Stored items
-=-=-
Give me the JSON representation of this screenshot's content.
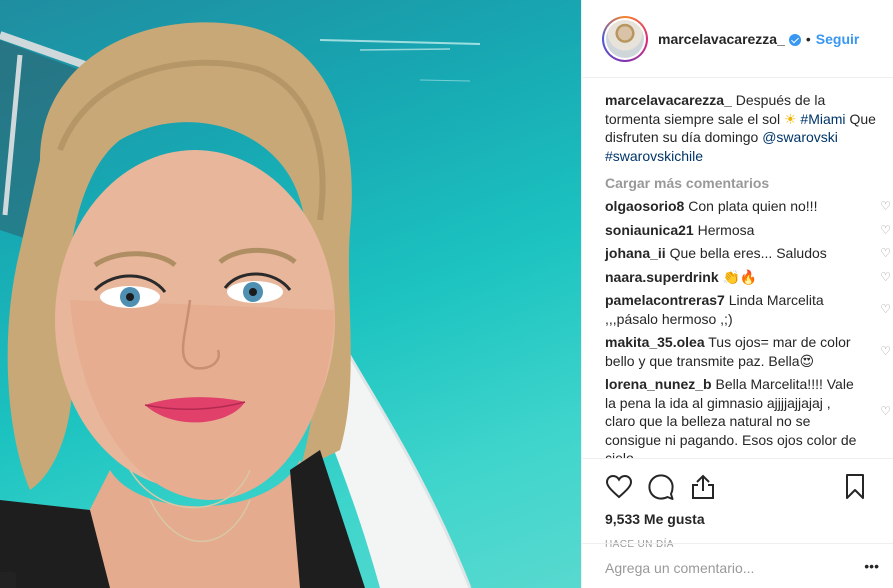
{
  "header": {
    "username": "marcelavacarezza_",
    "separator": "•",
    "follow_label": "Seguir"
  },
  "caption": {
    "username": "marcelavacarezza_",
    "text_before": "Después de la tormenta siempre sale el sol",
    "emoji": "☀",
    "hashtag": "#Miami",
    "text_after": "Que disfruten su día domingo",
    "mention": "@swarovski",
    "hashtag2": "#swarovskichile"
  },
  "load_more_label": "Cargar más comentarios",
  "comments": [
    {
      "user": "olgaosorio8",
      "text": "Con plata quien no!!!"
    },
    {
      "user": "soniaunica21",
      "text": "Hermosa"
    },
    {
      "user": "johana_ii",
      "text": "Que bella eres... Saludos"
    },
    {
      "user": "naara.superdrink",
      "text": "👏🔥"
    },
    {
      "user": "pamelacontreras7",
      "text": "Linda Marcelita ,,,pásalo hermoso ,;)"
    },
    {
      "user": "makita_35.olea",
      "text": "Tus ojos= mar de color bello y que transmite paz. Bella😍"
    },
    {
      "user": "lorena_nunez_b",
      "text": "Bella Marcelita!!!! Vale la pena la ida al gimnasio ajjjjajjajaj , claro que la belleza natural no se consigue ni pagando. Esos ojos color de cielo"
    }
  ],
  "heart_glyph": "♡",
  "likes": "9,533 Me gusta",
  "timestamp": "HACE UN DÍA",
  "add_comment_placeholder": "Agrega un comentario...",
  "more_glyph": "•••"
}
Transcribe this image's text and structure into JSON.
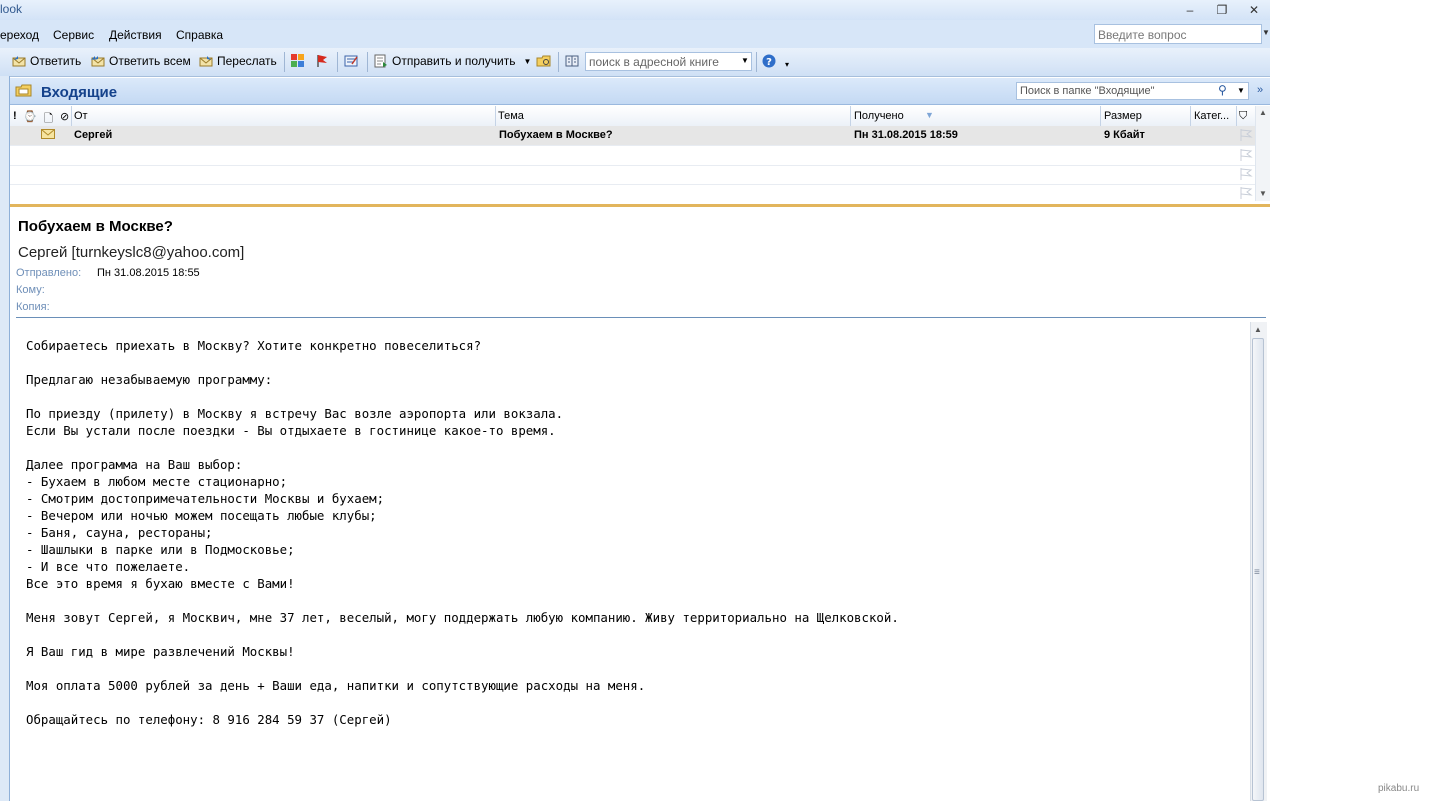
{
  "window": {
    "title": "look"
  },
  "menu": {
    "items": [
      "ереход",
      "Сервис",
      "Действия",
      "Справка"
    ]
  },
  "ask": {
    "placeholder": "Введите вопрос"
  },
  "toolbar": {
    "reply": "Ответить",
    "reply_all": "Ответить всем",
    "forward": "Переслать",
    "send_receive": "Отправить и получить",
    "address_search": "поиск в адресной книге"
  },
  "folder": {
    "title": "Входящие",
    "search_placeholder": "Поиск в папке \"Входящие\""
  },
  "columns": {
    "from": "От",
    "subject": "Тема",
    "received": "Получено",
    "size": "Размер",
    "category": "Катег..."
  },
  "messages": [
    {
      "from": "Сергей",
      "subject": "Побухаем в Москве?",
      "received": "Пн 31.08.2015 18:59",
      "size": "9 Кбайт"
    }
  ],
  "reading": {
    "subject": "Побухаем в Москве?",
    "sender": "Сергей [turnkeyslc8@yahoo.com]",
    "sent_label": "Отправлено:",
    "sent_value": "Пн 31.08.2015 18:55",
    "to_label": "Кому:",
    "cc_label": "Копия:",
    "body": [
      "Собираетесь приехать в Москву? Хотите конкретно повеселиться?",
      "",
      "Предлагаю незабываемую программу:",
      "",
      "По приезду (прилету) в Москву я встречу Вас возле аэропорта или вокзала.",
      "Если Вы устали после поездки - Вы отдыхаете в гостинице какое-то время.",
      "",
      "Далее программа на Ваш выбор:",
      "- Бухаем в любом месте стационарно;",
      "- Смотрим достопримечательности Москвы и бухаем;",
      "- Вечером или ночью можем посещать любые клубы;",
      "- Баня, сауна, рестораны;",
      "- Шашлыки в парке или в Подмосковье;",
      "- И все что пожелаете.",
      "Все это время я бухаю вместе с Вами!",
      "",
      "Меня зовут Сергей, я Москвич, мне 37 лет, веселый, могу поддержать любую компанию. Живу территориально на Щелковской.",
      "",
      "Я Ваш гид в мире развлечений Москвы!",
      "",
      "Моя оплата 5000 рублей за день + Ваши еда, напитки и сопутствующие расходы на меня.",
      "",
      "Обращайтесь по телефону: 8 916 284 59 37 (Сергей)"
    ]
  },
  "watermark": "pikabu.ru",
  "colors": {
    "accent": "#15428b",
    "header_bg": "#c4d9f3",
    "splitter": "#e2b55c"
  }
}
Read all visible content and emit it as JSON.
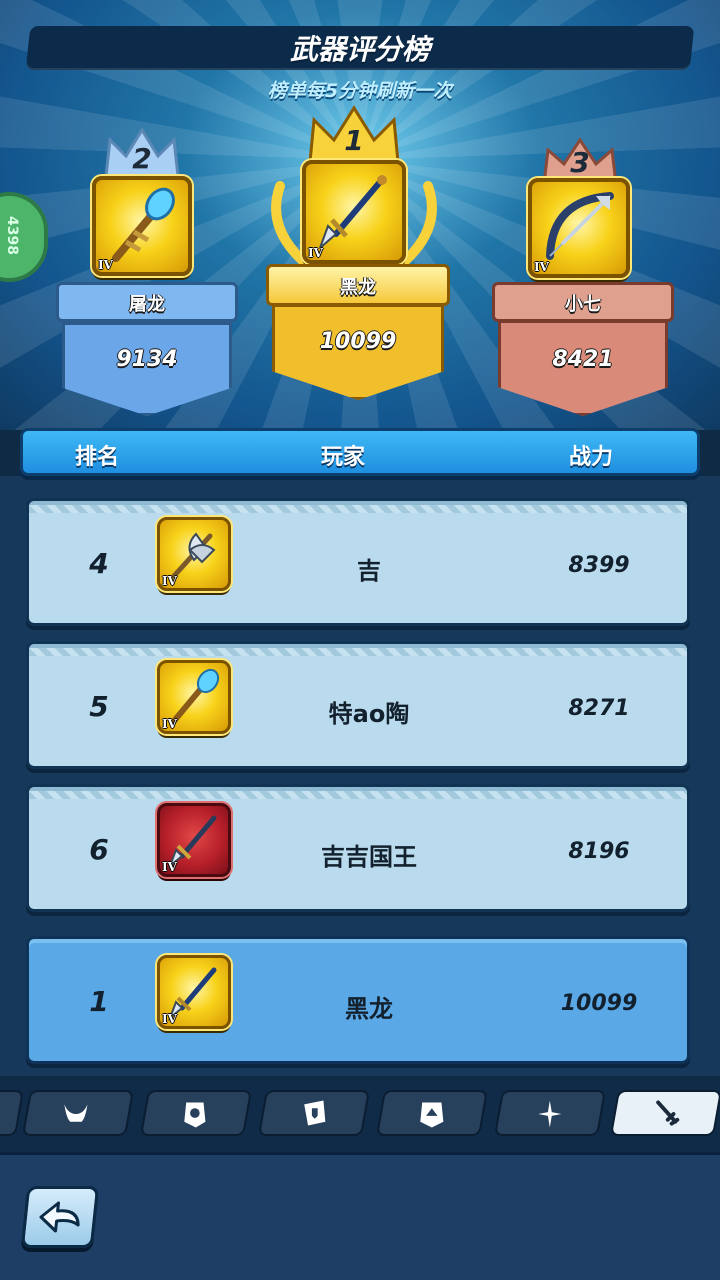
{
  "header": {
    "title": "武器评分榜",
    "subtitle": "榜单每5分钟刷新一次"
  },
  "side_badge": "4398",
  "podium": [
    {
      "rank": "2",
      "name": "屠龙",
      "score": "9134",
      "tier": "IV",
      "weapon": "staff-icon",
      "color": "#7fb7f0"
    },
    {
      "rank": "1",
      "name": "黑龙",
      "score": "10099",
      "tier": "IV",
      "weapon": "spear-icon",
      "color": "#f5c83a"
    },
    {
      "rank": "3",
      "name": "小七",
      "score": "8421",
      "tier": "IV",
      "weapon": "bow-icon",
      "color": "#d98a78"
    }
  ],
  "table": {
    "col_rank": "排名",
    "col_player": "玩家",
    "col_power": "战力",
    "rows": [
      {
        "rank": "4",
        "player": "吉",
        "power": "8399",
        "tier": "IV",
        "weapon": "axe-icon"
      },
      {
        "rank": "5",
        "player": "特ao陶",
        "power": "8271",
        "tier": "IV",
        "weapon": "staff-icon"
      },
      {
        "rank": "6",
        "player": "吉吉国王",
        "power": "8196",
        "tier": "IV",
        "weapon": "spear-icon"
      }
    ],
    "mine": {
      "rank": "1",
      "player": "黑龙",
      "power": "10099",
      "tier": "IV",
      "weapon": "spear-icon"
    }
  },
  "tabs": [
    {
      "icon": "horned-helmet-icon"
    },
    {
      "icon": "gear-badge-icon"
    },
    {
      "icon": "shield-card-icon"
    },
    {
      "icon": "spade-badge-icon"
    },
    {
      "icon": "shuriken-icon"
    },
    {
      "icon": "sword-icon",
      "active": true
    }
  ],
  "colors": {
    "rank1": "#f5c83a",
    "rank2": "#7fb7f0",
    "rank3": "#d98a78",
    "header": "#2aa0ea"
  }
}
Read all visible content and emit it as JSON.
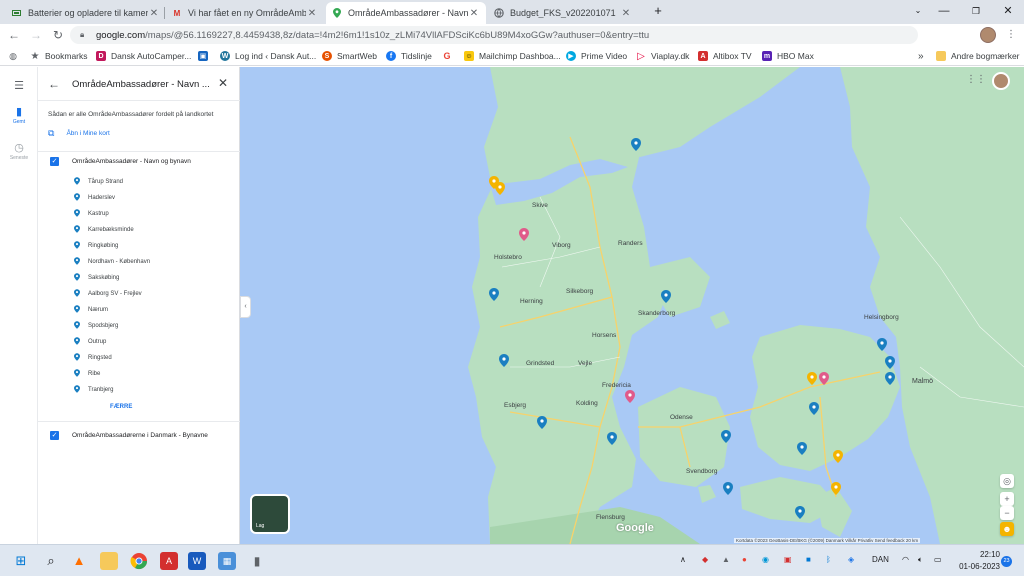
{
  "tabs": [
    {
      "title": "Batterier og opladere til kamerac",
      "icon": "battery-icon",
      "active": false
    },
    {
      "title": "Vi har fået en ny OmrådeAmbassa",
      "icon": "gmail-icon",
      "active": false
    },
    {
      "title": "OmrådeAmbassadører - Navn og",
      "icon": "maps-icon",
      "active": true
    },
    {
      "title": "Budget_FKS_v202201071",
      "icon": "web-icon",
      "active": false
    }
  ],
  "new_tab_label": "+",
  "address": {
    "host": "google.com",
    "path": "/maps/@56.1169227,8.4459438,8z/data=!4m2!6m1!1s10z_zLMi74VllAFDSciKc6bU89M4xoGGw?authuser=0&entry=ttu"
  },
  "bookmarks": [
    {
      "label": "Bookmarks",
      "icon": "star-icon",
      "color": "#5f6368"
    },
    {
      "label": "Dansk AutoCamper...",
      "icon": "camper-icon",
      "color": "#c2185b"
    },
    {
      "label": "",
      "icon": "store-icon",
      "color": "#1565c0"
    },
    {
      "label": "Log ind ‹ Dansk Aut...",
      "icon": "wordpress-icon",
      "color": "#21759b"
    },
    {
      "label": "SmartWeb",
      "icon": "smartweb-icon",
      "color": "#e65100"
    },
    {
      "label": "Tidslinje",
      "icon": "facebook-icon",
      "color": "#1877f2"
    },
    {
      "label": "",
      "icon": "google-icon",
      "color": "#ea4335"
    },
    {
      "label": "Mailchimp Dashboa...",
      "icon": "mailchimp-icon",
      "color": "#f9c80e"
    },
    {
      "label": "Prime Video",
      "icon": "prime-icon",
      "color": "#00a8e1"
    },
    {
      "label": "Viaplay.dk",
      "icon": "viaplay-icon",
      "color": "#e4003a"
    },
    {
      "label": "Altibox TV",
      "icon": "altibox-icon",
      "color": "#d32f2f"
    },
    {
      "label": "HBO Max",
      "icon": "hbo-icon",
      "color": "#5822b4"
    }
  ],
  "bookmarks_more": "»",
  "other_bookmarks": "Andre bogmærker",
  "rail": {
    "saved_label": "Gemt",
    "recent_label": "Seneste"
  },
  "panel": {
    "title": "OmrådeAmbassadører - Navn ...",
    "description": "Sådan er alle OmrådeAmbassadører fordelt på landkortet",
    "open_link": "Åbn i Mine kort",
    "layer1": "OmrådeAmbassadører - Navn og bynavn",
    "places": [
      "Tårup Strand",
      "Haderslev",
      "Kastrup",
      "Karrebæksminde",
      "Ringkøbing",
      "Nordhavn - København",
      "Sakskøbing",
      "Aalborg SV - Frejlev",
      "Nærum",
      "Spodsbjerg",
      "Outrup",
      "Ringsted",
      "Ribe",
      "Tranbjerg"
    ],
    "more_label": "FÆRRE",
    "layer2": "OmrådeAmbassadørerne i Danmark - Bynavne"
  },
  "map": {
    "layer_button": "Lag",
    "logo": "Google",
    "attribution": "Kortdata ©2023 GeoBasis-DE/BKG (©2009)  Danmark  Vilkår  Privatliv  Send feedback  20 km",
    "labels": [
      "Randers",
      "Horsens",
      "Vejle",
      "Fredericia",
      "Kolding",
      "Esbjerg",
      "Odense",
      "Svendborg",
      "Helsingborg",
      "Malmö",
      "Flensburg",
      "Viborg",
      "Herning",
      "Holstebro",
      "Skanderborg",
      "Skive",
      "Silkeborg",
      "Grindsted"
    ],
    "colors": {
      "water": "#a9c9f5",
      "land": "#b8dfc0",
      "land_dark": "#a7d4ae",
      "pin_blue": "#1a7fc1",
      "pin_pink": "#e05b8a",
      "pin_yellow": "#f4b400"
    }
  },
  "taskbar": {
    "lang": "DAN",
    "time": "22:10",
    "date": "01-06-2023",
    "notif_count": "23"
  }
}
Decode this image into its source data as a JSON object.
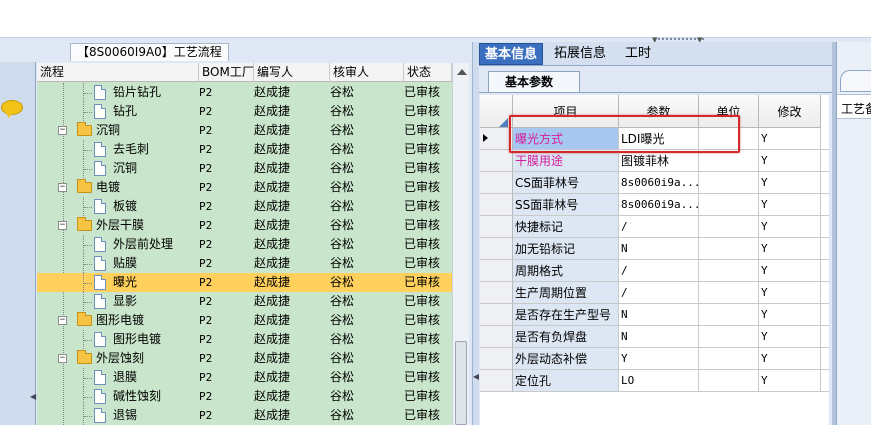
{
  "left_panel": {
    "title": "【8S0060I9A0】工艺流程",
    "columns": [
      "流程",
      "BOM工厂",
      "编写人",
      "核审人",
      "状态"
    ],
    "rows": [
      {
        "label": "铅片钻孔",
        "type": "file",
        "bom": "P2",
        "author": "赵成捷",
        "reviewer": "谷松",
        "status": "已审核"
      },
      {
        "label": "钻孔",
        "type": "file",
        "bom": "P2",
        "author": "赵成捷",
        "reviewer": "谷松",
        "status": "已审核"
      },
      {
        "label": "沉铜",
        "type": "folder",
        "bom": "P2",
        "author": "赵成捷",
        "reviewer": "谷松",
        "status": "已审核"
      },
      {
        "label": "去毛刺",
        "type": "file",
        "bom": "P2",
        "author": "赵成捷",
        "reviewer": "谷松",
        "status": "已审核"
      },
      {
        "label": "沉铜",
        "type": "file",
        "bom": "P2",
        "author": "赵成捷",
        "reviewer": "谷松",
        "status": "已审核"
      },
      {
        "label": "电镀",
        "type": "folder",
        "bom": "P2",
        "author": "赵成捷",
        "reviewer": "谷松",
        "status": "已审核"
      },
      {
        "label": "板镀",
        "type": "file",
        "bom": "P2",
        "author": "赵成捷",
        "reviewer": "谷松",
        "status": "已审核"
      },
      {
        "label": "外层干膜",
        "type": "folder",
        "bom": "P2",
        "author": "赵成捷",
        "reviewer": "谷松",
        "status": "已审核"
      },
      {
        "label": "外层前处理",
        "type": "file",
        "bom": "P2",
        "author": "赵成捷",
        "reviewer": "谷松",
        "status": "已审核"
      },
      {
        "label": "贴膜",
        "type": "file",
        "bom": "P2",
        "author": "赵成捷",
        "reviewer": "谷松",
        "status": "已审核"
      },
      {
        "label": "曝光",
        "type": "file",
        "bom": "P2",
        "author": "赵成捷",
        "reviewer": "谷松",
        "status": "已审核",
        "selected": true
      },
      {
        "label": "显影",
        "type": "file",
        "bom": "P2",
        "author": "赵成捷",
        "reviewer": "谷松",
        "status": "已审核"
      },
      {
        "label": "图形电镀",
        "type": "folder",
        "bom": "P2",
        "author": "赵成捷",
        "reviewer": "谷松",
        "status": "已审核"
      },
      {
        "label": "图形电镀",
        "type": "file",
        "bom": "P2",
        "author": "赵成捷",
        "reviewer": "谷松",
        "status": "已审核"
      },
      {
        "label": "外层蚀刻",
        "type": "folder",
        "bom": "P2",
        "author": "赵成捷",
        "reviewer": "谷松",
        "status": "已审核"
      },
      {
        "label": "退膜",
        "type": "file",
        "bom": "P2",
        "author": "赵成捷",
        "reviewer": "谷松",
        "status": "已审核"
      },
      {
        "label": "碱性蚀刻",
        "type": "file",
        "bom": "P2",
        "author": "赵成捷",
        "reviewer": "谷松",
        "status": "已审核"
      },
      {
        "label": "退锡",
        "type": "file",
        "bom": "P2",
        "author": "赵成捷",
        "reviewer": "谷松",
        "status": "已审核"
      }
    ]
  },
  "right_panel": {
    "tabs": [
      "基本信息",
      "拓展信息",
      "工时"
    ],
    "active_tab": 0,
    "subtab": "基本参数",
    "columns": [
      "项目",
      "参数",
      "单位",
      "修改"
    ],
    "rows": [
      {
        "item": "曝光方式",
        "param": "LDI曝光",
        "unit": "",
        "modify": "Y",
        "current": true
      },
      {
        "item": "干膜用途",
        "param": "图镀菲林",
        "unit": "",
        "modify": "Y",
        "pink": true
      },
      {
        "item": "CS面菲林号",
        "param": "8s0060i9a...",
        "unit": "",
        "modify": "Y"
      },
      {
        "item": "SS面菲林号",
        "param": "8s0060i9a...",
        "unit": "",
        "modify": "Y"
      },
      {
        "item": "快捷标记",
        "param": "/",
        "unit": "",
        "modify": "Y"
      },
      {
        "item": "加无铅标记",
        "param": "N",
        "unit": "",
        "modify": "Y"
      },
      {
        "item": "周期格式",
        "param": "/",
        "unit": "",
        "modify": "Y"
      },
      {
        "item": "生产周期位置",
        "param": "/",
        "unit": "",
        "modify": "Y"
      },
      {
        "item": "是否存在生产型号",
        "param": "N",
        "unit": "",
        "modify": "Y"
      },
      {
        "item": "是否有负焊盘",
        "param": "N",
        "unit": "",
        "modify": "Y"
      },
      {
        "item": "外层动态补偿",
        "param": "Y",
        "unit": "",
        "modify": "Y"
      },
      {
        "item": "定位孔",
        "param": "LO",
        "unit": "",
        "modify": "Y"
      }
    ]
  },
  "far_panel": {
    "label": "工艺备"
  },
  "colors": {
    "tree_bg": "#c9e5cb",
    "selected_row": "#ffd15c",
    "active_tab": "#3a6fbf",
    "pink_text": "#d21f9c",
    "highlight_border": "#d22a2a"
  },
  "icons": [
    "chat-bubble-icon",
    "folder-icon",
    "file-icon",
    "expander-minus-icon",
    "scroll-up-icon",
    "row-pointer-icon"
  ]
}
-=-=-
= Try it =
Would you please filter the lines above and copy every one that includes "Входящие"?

= Written response =
    "title": "Входящие",
    "search_placeholder": "Поиск в папке \"Входящие\""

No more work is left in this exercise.